Exercise aim: Copy out the records that follow, leaving every character as it is.
==========
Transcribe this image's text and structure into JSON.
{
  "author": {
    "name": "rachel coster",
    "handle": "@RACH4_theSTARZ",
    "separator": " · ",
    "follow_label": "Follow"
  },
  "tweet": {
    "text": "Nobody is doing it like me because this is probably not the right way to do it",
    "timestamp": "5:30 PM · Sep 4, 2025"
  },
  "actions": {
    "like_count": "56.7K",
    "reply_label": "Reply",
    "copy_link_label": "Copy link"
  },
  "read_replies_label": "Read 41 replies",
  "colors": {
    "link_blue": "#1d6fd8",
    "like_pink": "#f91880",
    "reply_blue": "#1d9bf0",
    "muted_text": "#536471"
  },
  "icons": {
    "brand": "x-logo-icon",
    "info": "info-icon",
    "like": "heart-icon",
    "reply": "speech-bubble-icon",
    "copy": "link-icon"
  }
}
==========
Exercise output:
Transcribe this image's text and structure into JSON.
{
  "author": {
    "name": "rachel coster",
    "handle": "@RACH4_theSTARZ",
    "separator": " · ",
    "follow_label": "Follow"
  },
  "tweet": {
    "text": "Nobody is doing it like me because this is probably not the right way to do it",
    "timestamp": "5:30 PM · Sep 4, 2025"
  },
  "actions": {
    "like_count": "56.7K",
    "reply_label": "Reply",
    "copy_link_label": "Copy link"
  },
  "read_replies_label": "Read 41 replies",
  "colors": {
    "link_blue": "#1d6fd8",
    "like_pink": "#f91880",
    "reply_blue": "#1d9bf0",
    "muted_text": "#536471"
  },
  "icons": {
    "brand": "x-logo-icon",
    "info": "info-icon",
    "like": "heart-icon",
    "reply": "speech-bubble-icon",
    "copy": "link-icon"
  }
}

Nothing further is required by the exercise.